__DIRECTIONS FOR THIS TASK__: Excluding all pictures, please output the listing exactly.

__RECORDS FOR THE EXERCISE__:
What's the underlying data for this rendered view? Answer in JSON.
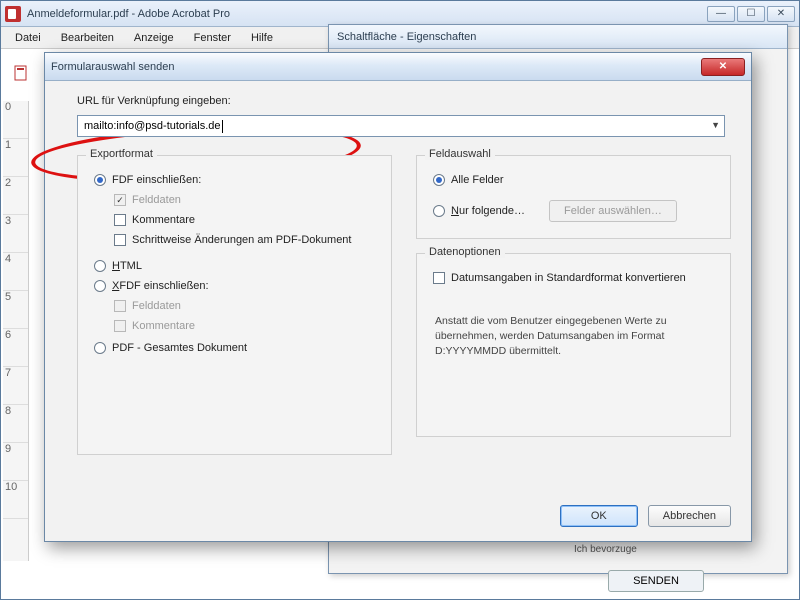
{
  "app": {
    "title": "Anmeldeformular.pdf - Adobe Acrobat Pro",
    "menus": [
      "Datei",
      "Bearbeiten",
      "Anzeige",
      "Fenster",
      "Hilfe"
    ]
  },
  "properties_window": {
    "title": "Schaltfläche - Eigenschaften"
  },
  "dialog": {
    "title": "Formularauswahl senden",
    "url_label": "URL für Verknüpfung eingeben:",
    "url_value": "mailto:info@psd-tutorials.de",
    "export": {
      "legend": "Exportformat",
      "fdf": "FDF einschließen:",
      "fdf_fielddata": "Felddaten",
      "fdf_comments": "Kommentare",
      "fdf_incremental": "Schrittweise Änderungen am PDF-Dokument",
      "html": "HTML",
      "xfdf": "XFDF einschließen:",
      "xfdf_fielddata": "Felddaten",
      "xfdf_comments": "Kommentare",
      "pdf": "PDF - Gesamtes Dokument"
    },
    "fields": {
      "legend": "Feldauswahl",
      "all": "Alle Felder",
      "only": "Nur folgende…",
      "select_btn": "Felder auswählen…"
    },
    "dateopts": {
      "legend": "Datenoptionen",
      "convert": "Datumsangaben in Standardformat konvertieren",
      "note": "Anstatt die vom Benutzer eingegebenen Werte zu übernehmen, werden Datumsangaben im Format D:YYYYMMDD übermittelt."
    },
    "ok": "OK",
    "cancel": "Abbrechen"
  },
  "bottom": {
    "hint": "Ich bevorzuge",
    "send": "SENDEN"
  }
}
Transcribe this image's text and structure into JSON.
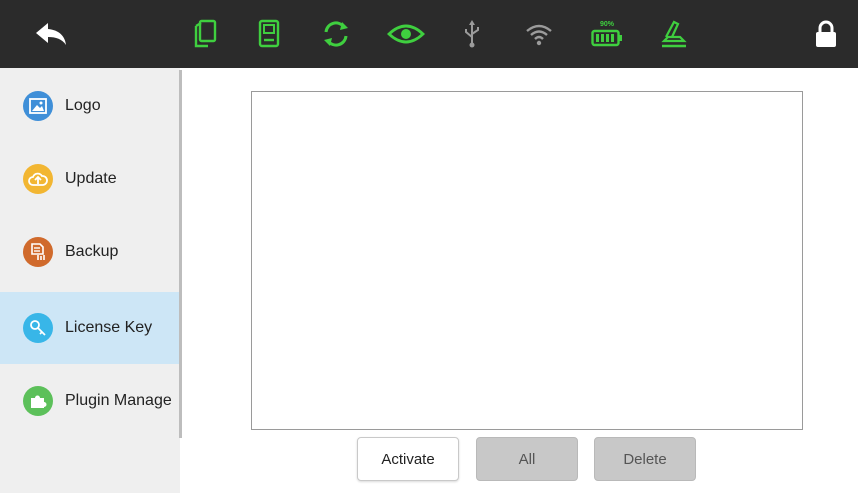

__ANSWER SECTION__:
What's the underlying data for this rendered view? Answer in JSON.
{
  "app": {
    "title": "Anmeldeformular.pdf - Adobe Acrobat Pro",
    "menus": [
      "Datei",
      "Bearbeiten",
      "Anzeige",
      "Fenster",
      "Hilfe"
    ]
  },
  "properties_window": {
    "title": "Schaltfläche - Eigenschaften"
  },
  "dialog": {
    "title": "Formularauswahl senden",
    "url_label": "URL für Verknüpfung eingeben:",
    "url_value": "mailto:info@psd-tutorials.de",
    "export": {
      "legend": "Exportformat",
      "fdf": "FDF einschließen:",
      "fdf_fielddata": "Felddaten",
      "fdf_comments": "Kommentare",
      "fdf_incremental": "Schrittweise Änderungen am PDF-Dokument",
      "html": "HTML",
      "xfdf": "XFDF einschließen:",
      "xfdf_fielddata": "Felddaten",
      "xfdf_comments": "Kommentare",
      "pdf": "PDF - Gesamtes Dokument"
    },
    "fields": {
      "legend": "Feldauswahl",
      "all": "Alle Felder",
      "only": "Nur folgende…",
      "select_btn": "Felder auswählen…"
    },
    "dateopts": {
      "legend": "Datenoptionen",
      "convert": "Datumsangaben in Standardformat konvertieren",
      "note": "Anstatt die vom Benutzer eingegebenen Werte zu übernehmen, werden Datumsangaben im Format D:YYYYMMDD übermittelt."
    },
    "ok": "OK",
    "cancel": "Abbrechen"
  },
  "bottom": {
    "hint": "Ich bevorzuge",
    "send": "SENDEN"
  }
}
Transcribe this image's text and structure into JSON.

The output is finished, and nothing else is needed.